Recent headlines show a rise in the widespread use of data and social media tools for a wide range of purposes including marketing, political micro-targeting, and even credit scoring. These activities fall under the ecosystem of digital marketing. To understand this ecosystem, the first question to ask is how did this whole infrastructure emerge? How can this ecosystem and infrastructure be studied?
This is a challenge being taken on by Dr Anne Helmond and Fernando van der Vlist of the University of Amsterdam; who are trying to historicize the development of this infrastructure, understand how this has emerged over time and how it has changed over the recent years. It is no doubt that advertising and marketing have become engrained in the core of the ad-supported web space, particularly on social media platforms like Facebook. As their role continues to grow, understanding their growth is key.
To understand these developments, the first step needs to be looking at how the web’s history is recorded. Among the first steps taken to archive the web is the Internet Archive, which records snapshots of web pages in different points of time and whoever has the URL can view the archive to see what records exist of that URL. The Internet Archive is the first archiving initiative, launched in 1996 and holds over 327 billion web pages in its archive.
This way of archiving was sufficient in the early days of the web when the web had static self-contained web pages with textual content and some images. The Internet Archive records the chronological evolution of websites. One can even see how YouTube looked like in its early days.
Over time, more institutions emerged with tries to archive the web. We now also see national libraries taking an initiative – the Library of Congress being one example focusing on archive a special collection of websites around historical events like ‘9/11’ and the Iraq war. Some of these institutions focus on a more local approach by archiving only their country’s part of the web. The UK Web Archive is one example, which archives only UK-based websites.
There have been different strategies that have emerged over archiving. A group called ‘Archiveteam‘ focuses on archiving parts of the web which are in danger of deletion. For example, when Yahoo! took over GeoCities and decided to shut it down, risking millions of early web pages to be deleted, ‘Archiveteam’ acted and archived it.
However, as the web continued to grow and became more dynamic, the task of archiving becomes more and more challenging. Many websites and platforms are now increasingly personalised and updated frequently. Many of these platforms, particularly social media platforms, are behind a login-wall. When an archiving crawler visits these pages, all it can record is the login page, and that’s it. This poses a challenge to archive and study how these platforms have evolved.

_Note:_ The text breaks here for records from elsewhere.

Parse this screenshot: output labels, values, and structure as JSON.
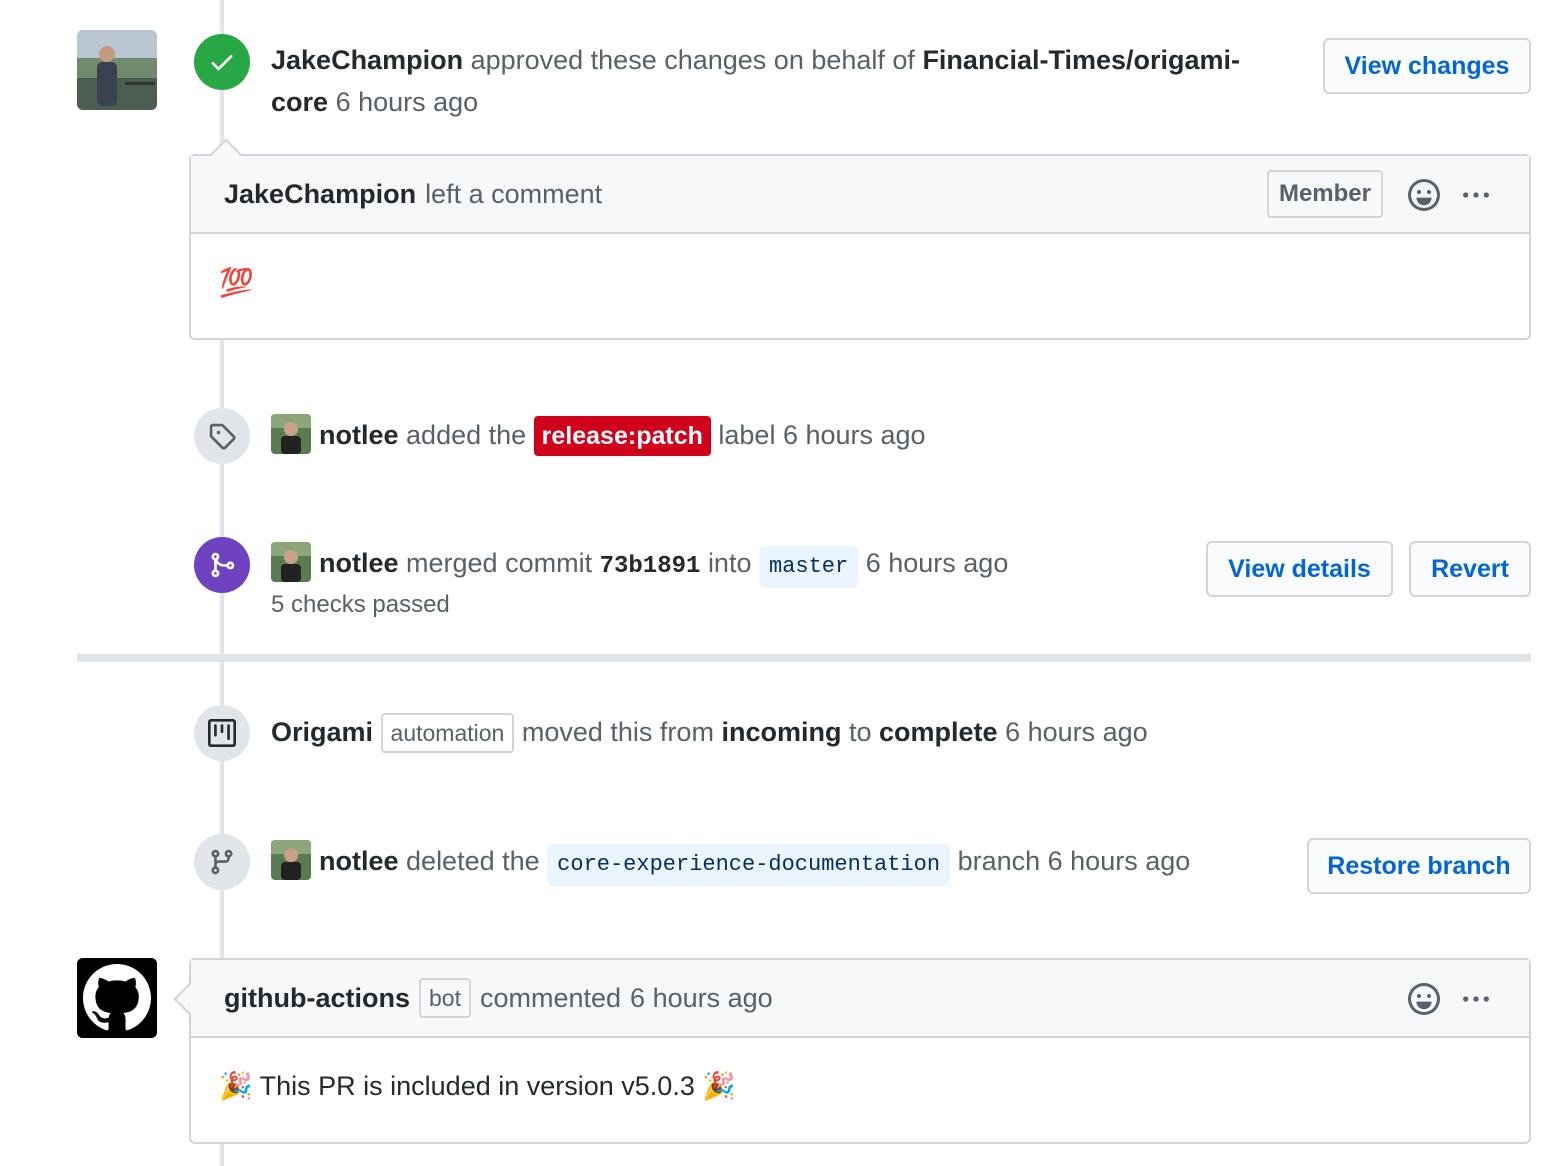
{
  "review": {
    "author": "JakeChampion",
    "action": "approved these changes on behalf of",
    "org": "Financial-Times/origami-",
    "org_cont": "core",
    "time": "6 hours ago",
    "view_changes": "View changes"
  },
  "comment1": {
    "author": "JakeChampion",
    "action": "left a comment",
    "member_label": "Member",
    "body": "💯"
  },
  "label_event": {
    "author": "notlee",
    "pre": "added the",
    "label": "release:patch",
    "post": "label",
    "time": "6 hours ago"
  },
  "merge_event": {
    "author": "notlee",
    "pre": "merged commit",
    "commit": "73b1891",
    "into": "into",
    "branch": "master",
    "time": "6 hours ago",
    "checks": "5 checks passed",
    "view_details": "View details",
    "revert": "Revert"
  },
  "project_event": {
    "author": "Origami",
    "tag": "automation",
    "pre": "moved this from",
    "from": "incoming",
    "to_word": "to",
    "to": "complete",
    "time": "6 hours ago"
  },
  "delete_event": {
    "author": "notlee",
    "pre": "deleted the",
    "branch": "core-experience-documentation",
    "post": "branch",
    "time": "6 hours ago",
    "restore": "Restore branch"
  },
  "comment2": {
    "author": "github-actions",
    "tag": "bot",
    "action": "commented",
    "time": "6 hours ago",
    "body": "🎉 This PR is included in version v5.0.3 🎉"
  },
  "colors": {
    "link": "#0366d6",
    "approved": "#28a745",
    "merged": "#6f42c1",
    "label": "#d0021b"
  }
}
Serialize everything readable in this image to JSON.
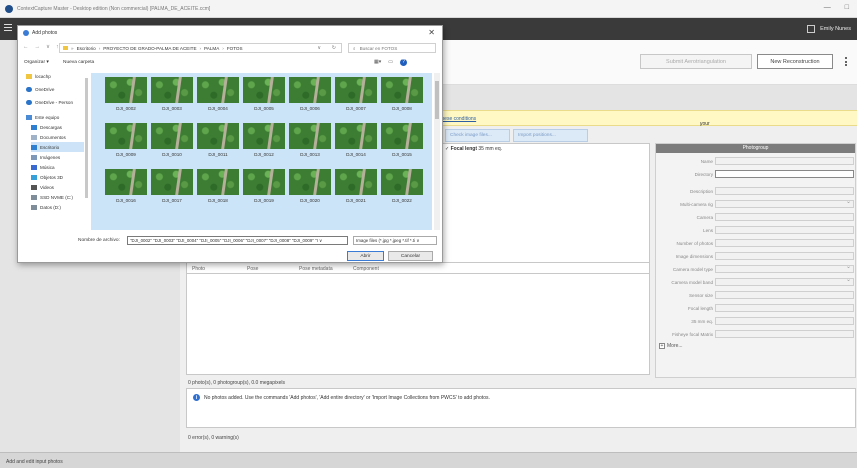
{
  "os_window": {
    "title": "ContextCapture Master - Desktop edition (Non commercial) [PALMA_DE_ACEITE.ccm]",
    "controls": [
      "—",
      "□"
    ]
  },
  "header": {
    "user_name": "Emily Nunes"
  },
  "toolbar": {
    "aerotriangulation_label": "Submit Aerotriangulation",
    "new_reconstruction_label": "New Reconstruction"
  },
  "notice": {
    "prefix": "your input data fulfill ",
    "link": "these conditions",
    "suffix": "."
  },
  "photo_actions": {
    "check_files_label": "Check image files...",
    "import_positions_label": "Import positions..."
  },
  "focal": {
    "label": "Focal lengt",
    "value": "35 mm eq."
  },
  "photos_table": {
    "columns": [
      "Photo",
      "Pose",
      "Pose metadata",
      "Component"
    ]
  },
  "summary": "0 photo(s), 0 photogroup(s), 0.0 megapixels",
  "info_message": "No photos added. Use the commands 'Add photos', 'Add entire directory' or 'Import Image Collections from PWCS' to add photos.",
  "errors_text": "0 error(s), 0 warning(s)",
  "status_bar": "Add and edit input photos",
  "photogroup_panel": {
    "title": "Photogroup",
    "fields": [
      {
        "label": "Name"
      },
      {
        "label": "Directory"
      },
      {
        "label": "Description"
      },
      {
        "label": "Multi-camera rig"
      },
      {
        "label": "Camera"
      },
      {
        "label": "Lens"
      },
      {
        "label": "Number of photos"
      },
      {
        "label": "Image dimensions"
      },
      {
        "label": "Camera model type"
      },
      {
        "label": "Camera model band"
      },
      {
        "label": "Sensor size"
      },
      {
        "label": "Focal length"
      },
      {
        "label": "35 mm eq."
      },
      {
        "label": "Fisheye focal Matrix"
      }
    ],
    "more_label": "More..."
  },
  "dialog": {
    "title": "Add photos",
    "nav_arrows": [
      "←",
      "→",
      "∨",
      "↑"
    ],
    "breadcrumb": [
      "Escritorio",
      "PROYECTO DE GRADO-PALMA DE ACEITE",
      "PALMA",
      "FOTOS"
    ],
    "search_placeholder": "Buscar en FOTOS",
    "organize_label": "Organizar ▾",
    "new_folder_label": "Nueva carpeta",
    "nav_items": [
      {
        "label": "locachp",
        "icon": "folder-icon",
        "color": "#f0c640"
      },
      {
        "label": "OneDrive",
        "icon": "cloud-icon",
        "color": "#2a74c9"
      },
      {
        "label": "OneDrive - Person",
        "icon": "cloud-icon",
        "color": "#2a74c9"
      },
      {
        "label": "Este equipo",
        "icon": "computer-icon",
        "color": "#4b8bd6"
      },
      {
        "label": "Descargas",
        "icon": "download-icon",
        "color": "#2f7fd0"
      },
      {
        "label": "Documentos",
        "icon": "documents-icon",
        "color": "#9fb2c8"
      },
      {
        "label": "Escritorio",
        "icon": "desktop-icon",
        "color": "#2f7fd0"
      },
      {
        "label": "Imágenes",
        "icon": "images-icon",
        "color": "#7d98b8"
      },
      {
        "label": "Música",
        "icon": "music-icon",
        "color": "#3a6ad0"
      },
      {
        "label": "Objetos 3D",
        "icon": "objects-3d-icon",
        "color": "#38a0d8"
      },
      {
        "label": "Videos",
        "icon": "videos-icon",
        "color": "#555555"
      },
      {
        "label": "SSD NVME (C:)",
        "icon": "drive-icon",
        "color": "#7f8c99"
      },
      {
        "label": "Datos (D:)",
        "icon": "drive-icon",
        "color": "#7f8c99"
      }
    ],
    "photos": [
      "DJI_0002",
      "DJI_0003",
      "DJI_0004",
      "DJI_0005",
      "DJI_0006",
      "DJI_0007",
      "DJI_0008",
      "DJI_0009",
      "DJI_0010",
      "DJI_0011",
      "DJI_0012",
      "DJI_0013",
      "DJI_0014",
      "DJI_0015",
      "DJI_0016",
      "DJI_0017",
      "DJI_0018",
      "DJI_0019",
      "DJI_0020",
      "DJI_0021",
      "DJI_0022"
    ],
    "filename_label": "Nombre de archivo:",
    "filename_value": "\"DJI_0002\" \"DJI_0003\" \"DJI_0004\" \"DJI_0005\" \"DJI_0006\" \"DJI_0007\" \"DJI_0008\" \"DJI_0009\" \"I ∨",
    "filetype_value": "Image files (*.jpg *.jpeg *.tif *.ti ∨",
    "open_label": "Abrir",
    "cancel_label": "Cancelar"
  }
}
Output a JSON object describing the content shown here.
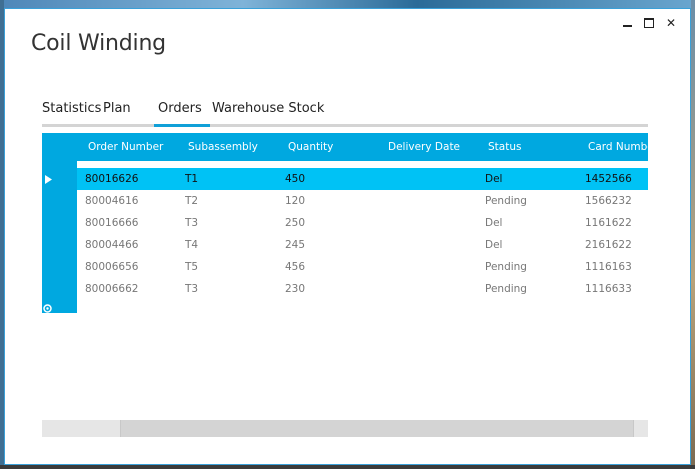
{
  "window": {
    "title": "Coil Winding",
    "controls": {
      "minimize": "",
      "maximize": "",
      "close": "✕"
    }
  },
  "tabs": [
    {
      "label": "Statistics",
      "selected": false
    },
    {
      "label": "Plan",
      "selected": false
    },
    {
      "label": "Orders",
      "selected": true
    },
    {
      "label": "Warehouse Stock",
      "selected": false
    }
  ],
  "grid": {
    "columns": [
      "Order Number",
      "Subassembly",
      "Quantity",
      "Delivery Date",
      "Status",
      "Card Number"
    ],
    "rows": [
      {
        "order": "80016626",
        "sub": "T1",
        "qty": "450",
        "date": "",
        "status": "Del",
        "card": "1452566",
        "selected": true
      },
      {
        "order": "80004616",
        "sub": "T2",
        "qty": "120",
        "date": "",
        "status": "Pending",
        "card": "1566232",
        "selected": false
      },
      {
        "order": "80016666",
        "sub": "T3",
        "qty": "250",
        "date": "",
        "status": "Del",
        "card": "1161622",
        "selected": false
      },
      {
        "order": "80004466",
        "sub": "T4",
        "qty": "245",
        "date": "",
        "status": "Del",
        "card": "2161622",
        "selected": false
      },
      {
        "order": "80006656",
        "sub": "T5",
        "qty": "456",
        "date": "",
        "status": "Pending",
        "card": "1116163",
        "selected": false
      },
      {
        "order": "80006662",
        "sub": "T3",
        "qty": "230",
        "date": "",
        "status": "Pending",
        "card": "1116633",
        "selected": false
      }
    ]
  },
  "colors": {
    "accent": "#00a8e0",
    "selected_row": "#00c2f5",
    "tab_underline": "#10a0d8"
  },
  "icons": {
    "current_row": "triangle-right-icon",
    "new_row": "new-row-icon"
  }
}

The Internet Archive found a creative solution, by creating a Facebook profile called ‘Charlie Archivist’ which would pass through the login wall and attempt to, at least, archive the public pages and profiles. But is this a proper way understand Facebook in 10 years’ time?
To tackle this challenge, Twitter donated all of their tweets to the Library of Congress for archiving purposes. Tweets are valuable data that provide insight and evidence of social trends and how they evolved. However, this became an infrastructural challenge. The library could not find a way to store and handle such a large amount of data which was constantly updated. The archive never became available to the public, and the Library of Congress decided to archive only curated tweets.
There have been suggestions on a need for more longitudinal studies of platforms and ecosystems, but, how do you do a longitudinal study of an ecosystem? One could start now and chronicle for the next 5 years – which would require time and dedication.
Dr Anne Helmond and Fernando van der Vlist have found one approach: making use of publically available boundary resources to historicize the development of platforms. Resources such as the developer’s technical documentation provide information about technical integration with the platform which might be APIs or other tools provided for debugging purposes. As these pages are public, they are already archived by the traditional web archives and can be looked at to understand what features, tools, and access was available to developers and how did it change over time, to understand the evolution of the platform and the ecosystem.
Looking at Facebook’s partner programs and their ‘partner badges’, Anne and Fernando find the evolution clear to study. What started in 2011 as a single badge to represent multiple platform-specific specialities evolved and by 2015, it was different badges in broader terminology that applied to the whole industry. This meant moving from partner expertise like ‘Facebook CMS’ and ‘Facebook Plugins’ to broader expertise like ‘Small Business Solutions’, ‘Content Marketing’ and ‘Community Management’.
Anne and Fernando also looked at the partners Facebook has had over time, providing insight into how their partners have increased in the early years, and decreased (some due to mergers or acquisitions of smaller partners), and then eventually stabilise as the platform grows and it becomes harder for a new agency to partner.
As the digital ecosystem and social platforms continue to expand, the archiving becomes increasingly difficult. The technique and the model proposed by Anne and Fernando is a very interesting approach that can also be replicated on other platforms to study their historical progression. Together it can also give insight into the whole digital ecosystem of social platforms and make it easier for future studies to understand the evolution of the web and social platforms.